The task —
Among the records below, find each line that includes the string "sample" and copy it.

Supplied records —
※ ※ ※

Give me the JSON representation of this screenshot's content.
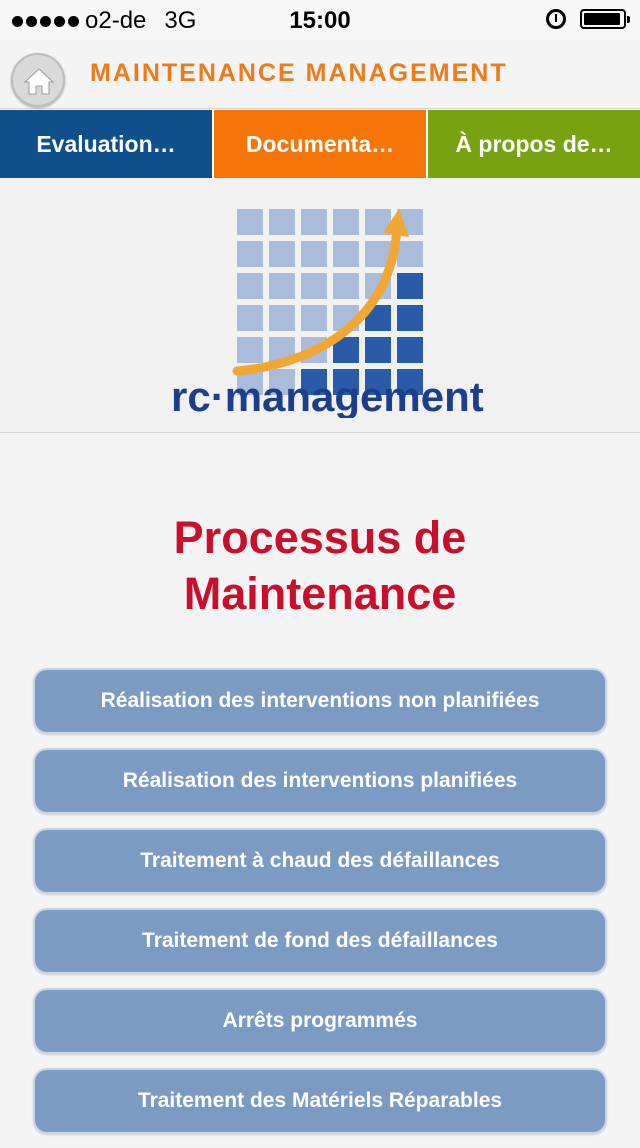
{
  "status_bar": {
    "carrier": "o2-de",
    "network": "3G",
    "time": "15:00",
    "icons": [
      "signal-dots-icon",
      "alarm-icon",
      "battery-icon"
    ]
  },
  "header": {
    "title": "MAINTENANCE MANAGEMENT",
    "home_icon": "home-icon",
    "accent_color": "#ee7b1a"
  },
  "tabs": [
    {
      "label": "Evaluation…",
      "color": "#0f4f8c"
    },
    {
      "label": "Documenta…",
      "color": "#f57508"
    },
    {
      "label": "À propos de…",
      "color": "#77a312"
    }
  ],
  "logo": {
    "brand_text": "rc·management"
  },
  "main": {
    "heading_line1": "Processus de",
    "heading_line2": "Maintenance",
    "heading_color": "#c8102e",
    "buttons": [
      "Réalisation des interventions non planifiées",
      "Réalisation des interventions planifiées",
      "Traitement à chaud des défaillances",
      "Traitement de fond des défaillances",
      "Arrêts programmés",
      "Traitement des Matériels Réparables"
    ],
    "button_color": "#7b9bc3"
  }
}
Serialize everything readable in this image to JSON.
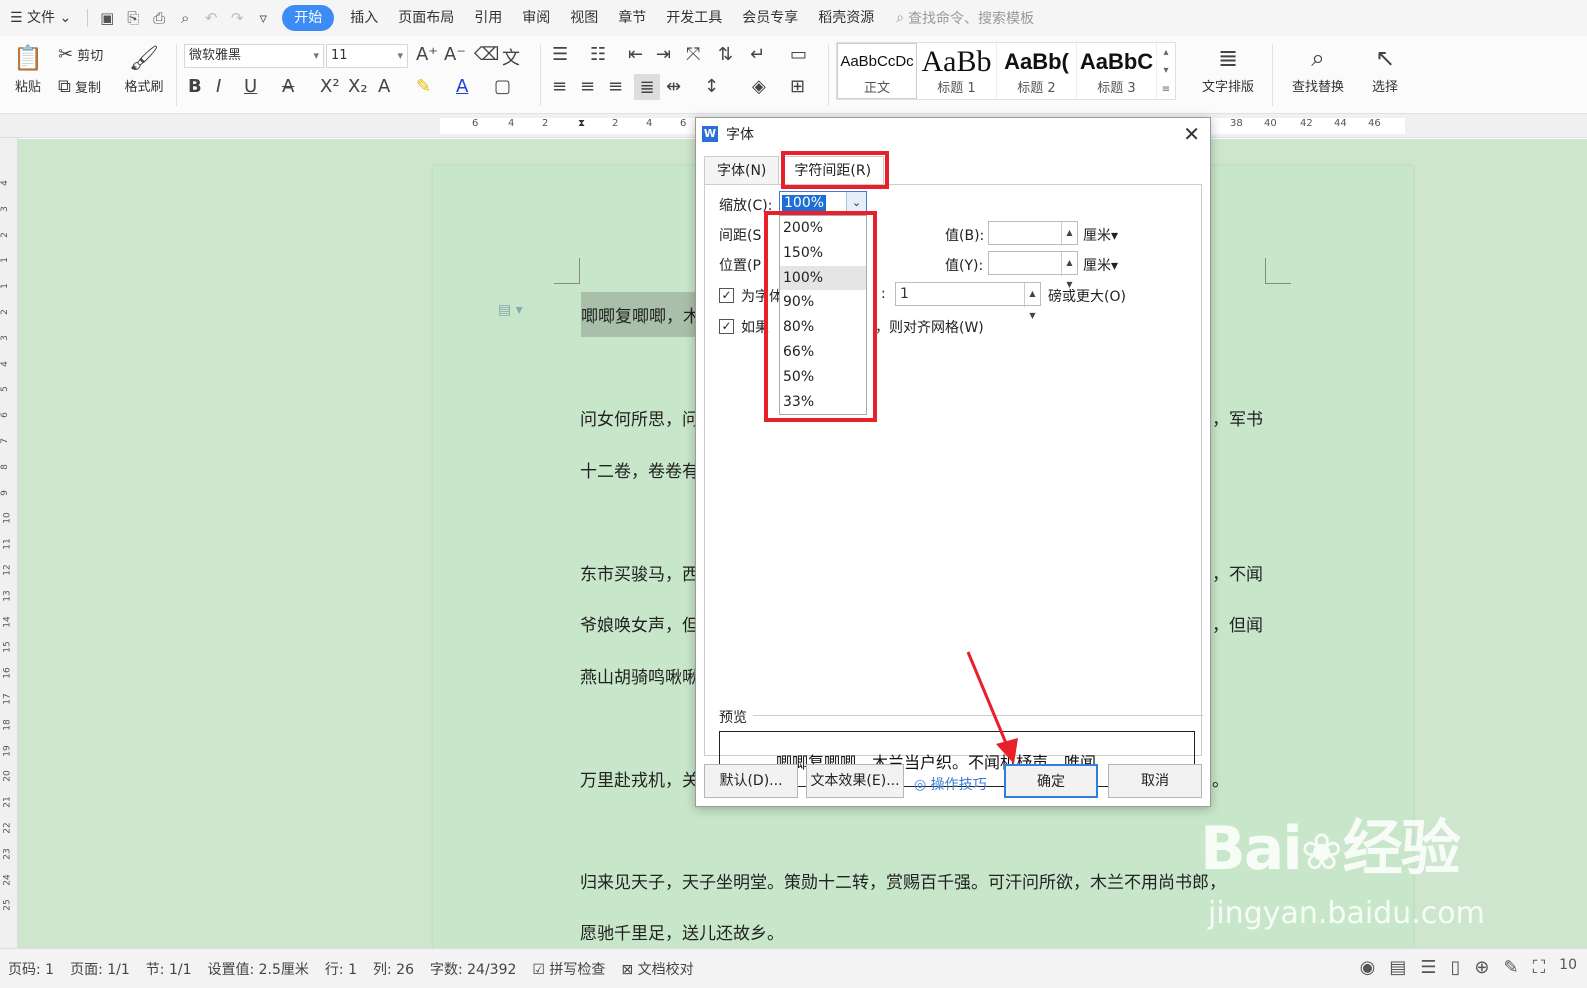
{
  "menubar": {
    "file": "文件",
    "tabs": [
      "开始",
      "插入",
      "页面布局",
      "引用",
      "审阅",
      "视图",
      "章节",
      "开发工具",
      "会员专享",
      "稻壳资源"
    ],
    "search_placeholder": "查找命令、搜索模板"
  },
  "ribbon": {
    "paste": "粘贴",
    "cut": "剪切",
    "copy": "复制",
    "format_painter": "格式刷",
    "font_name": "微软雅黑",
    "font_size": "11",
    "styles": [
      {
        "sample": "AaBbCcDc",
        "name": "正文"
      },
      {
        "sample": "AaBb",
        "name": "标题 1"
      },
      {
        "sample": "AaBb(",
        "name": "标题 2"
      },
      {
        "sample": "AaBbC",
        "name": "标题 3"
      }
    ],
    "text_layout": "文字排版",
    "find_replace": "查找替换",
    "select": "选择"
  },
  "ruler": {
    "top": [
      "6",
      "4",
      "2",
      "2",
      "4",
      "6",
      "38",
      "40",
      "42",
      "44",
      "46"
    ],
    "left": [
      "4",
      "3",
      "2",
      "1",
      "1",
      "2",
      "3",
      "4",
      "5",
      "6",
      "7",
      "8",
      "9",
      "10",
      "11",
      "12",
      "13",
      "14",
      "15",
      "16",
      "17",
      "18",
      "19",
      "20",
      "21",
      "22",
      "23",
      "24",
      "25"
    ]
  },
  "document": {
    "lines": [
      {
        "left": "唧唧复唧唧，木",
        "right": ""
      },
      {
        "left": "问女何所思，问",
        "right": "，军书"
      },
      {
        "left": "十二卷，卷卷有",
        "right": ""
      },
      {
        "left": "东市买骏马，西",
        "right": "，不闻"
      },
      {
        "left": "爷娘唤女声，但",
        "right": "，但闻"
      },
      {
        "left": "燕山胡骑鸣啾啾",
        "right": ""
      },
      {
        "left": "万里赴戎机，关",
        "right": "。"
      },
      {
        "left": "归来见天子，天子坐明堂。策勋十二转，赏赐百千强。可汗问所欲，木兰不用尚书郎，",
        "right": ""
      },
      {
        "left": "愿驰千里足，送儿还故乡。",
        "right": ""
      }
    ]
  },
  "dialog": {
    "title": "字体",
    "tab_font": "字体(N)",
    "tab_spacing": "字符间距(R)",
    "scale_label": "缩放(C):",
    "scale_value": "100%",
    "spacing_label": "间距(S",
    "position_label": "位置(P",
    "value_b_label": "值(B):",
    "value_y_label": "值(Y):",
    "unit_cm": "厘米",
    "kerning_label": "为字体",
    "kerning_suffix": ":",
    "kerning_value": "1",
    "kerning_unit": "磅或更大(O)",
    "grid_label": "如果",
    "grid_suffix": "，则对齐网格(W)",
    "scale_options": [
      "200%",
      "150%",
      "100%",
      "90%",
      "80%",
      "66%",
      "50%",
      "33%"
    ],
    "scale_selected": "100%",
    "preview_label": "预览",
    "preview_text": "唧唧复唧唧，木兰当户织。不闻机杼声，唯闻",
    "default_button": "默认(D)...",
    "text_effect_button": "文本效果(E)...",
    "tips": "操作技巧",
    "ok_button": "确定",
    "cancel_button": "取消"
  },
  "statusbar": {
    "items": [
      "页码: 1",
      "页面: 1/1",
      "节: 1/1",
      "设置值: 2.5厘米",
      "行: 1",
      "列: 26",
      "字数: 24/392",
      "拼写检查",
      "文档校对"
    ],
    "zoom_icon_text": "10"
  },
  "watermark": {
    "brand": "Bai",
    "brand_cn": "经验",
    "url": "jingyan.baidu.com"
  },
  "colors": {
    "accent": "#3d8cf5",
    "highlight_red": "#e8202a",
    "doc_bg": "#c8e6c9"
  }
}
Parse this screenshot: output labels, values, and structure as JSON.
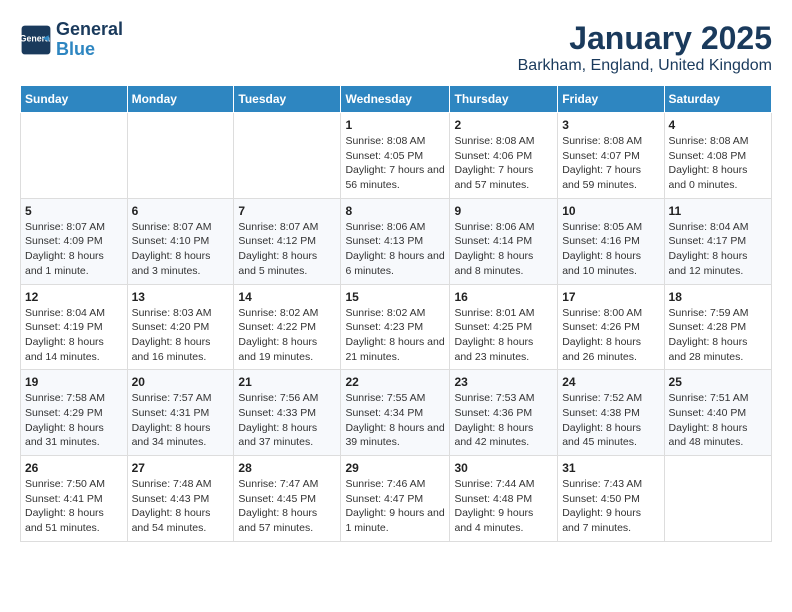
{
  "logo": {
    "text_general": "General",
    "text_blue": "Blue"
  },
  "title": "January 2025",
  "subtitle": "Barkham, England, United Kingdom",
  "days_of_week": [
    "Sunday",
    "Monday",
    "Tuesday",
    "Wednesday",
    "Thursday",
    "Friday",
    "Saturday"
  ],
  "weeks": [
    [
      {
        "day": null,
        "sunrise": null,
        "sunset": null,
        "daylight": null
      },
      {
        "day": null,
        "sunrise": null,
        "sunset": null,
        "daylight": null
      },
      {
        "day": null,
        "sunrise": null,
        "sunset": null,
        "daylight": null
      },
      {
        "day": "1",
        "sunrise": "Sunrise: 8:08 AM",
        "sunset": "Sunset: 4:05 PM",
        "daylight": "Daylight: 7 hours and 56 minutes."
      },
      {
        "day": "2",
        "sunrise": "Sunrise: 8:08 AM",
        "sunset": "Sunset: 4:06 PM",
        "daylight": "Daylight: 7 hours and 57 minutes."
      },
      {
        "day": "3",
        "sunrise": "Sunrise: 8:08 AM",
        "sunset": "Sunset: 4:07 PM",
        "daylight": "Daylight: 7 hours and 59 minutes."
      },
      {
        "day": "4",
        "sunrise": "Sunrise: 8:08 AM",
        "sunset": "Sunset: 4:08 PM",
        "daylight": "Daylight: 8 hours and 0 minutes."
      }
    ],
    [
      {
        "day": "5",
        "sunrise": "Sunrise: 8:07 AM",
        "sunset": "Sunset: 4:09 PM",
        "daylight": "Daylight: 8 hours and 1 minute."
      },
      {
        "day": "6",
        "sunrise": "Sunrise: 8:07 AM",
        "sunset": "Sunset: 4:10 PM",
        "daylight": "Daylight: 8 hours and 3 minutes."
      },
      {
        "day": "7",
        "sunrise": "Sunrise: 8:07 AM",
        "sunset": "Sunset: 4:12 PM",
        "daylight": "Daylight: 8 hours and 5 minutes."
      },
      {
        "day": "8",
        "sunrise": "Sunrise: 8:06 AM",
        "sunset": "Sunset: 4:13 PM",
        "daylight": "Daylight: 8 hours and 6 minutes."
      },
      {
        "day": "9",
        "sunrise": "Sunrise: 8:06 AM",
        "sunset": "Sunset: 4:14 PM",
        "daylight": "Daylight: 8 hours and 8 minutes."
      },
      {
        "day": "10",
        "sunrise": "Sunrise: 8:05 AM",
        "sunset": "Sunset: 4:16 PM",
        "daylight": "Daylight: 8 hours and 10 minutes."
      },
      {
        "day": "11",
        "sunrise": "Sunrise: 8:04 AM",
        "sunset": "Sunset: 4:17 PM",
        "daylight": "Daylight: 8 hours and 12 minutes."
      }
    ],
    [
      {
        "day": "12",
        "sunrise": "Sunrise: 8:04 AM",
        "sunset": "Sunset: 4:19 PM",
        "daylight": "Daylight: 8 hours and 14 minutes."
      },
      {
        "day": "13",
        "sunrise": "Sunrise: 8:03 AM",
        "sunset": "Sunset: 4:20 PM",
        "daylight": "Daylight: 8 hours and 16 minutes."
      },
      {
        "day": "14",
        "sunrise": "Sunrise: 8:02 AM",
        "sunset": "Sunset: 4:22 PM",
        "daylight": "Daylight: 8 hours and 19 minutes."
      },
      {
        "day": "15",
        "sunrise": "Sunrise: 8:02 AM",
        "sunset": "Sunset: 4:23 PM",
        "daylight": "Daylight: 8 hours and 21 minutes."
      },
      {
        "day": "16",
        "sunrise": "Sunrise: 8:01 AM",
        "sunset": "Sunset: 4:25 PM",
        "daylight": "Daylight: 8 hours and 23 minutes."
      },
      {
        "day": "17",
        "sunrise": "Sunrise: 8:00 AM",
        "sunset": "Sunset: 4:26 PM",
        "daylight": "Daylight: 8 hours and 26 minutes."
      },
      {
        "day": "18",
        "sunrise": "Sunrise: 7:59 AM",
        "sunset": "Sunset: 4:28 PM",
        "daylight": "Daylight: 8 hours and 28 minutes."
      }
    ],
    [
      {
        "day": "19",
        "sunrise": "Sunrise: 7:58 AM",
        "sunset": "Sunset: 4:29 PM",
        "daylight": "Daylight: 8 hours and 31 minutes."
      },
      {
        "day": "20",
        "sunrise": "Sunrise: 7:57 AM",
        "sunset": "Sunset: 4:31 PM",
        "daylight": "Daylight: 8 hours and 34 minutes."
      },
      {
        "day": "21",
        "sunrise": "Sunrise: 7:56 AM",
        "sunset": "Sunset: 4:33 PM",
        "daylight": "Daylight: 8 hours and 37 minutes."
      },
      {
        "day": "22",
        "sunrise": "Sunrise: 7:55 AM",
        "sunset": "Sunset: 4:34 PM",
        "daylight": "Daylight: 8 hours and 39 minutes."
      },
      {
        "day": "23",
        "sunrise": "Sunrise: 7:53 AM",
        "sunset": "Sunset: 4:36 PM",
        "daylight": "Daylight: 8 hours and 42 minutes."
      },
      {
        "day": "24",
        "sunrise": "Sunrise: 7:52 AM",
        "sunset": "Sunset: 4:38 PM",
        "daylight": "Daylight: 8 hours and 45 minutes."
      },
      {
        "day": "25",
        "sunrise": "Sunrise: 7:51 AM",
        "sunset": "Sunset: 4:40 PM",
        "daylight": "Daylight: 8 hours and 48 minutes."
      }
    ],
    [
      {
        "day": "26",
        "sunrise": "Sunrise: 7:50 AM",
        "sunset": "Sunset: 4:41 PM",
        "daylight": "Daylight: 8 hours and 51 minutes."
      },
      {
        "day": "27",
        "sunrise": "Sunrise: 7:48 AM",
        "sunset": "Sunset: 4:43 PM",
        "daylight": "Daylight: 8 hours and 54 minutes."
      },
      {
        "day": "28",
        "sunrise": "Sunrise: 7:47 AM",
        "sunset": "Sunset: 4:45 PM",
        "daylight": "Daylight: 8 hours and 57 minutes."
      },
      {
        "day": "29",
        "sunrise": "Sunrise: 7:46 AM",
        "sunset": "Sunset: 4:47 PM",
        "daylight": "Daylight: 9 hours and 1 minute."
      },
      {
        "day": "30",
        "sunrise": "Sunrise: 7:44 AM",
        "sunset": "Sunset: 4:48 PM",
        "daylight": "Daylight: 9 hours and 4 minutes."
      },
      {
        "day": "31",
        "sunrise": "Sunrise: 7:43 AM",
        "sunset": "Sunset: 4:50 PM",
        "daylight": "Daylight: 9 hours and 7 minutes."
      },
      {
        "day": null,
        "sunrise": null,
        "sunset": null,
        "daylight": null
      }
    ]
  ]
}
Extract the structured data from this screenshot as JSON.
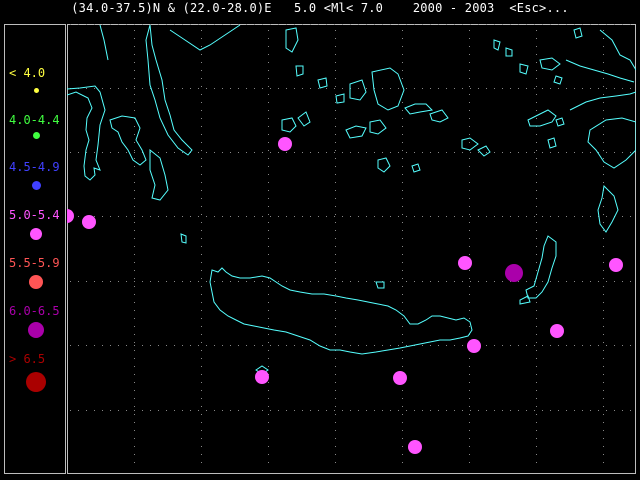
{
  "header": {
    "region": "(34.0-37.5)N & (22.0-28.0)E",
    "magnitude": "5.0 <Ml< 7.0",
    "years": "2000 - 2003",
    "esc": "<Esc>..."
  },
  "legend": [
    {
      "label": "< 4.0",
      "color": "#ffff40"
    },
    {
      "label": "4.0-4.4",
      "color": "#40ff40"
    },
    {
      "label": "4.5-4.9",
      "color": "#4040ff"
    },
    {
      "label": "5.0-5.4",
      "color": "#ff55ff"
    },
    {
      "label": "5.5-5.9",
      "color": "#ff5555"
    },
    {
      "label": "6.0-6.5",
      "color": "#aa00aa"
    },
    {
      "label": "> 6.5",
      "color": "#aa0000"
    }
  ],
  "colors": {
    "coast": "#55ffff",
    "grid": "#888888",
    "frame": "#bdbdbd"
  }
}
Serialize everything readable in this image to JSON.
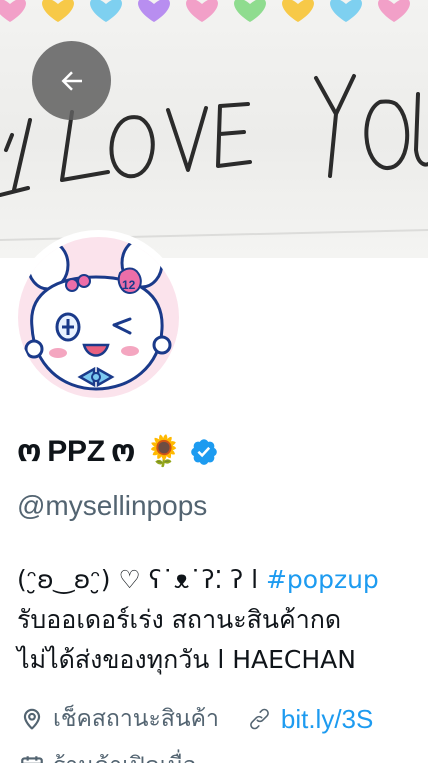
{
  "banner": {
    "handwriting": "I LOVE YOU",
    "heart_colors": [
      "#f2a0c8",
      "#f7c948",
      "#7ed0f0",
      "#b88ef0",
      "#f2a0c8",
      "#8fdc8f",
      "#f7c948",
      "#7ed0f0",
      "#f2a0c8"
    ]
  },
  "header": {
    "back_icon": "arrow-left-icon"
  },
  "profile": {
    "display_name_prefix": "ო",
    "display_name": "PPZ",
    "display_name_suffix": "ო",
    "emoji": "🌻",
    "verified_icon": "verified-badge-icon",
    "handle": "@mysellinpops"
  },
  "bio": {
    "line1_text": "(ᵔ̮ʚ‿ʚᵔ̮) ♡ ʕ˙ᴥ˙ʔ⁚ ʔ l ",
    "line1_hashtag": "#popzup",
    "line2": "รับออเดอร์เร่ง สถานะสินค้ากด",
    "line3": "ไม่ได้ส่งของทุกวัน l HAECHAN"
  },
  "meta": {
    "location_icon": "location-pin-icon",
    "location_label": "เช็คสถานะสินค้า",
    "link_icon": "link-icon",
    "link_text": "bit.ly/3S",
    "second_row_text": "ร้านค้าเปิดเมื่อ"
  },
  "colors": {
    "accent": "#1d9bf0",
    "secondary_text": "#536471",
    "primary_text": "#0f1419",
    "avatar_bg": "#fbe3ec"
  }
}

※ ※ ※

Final answer —
        "sample": "AaBbCcDc",
        "sample": "AaBb",
        "sample": "AaBb(",
        "sample": "AaBbC",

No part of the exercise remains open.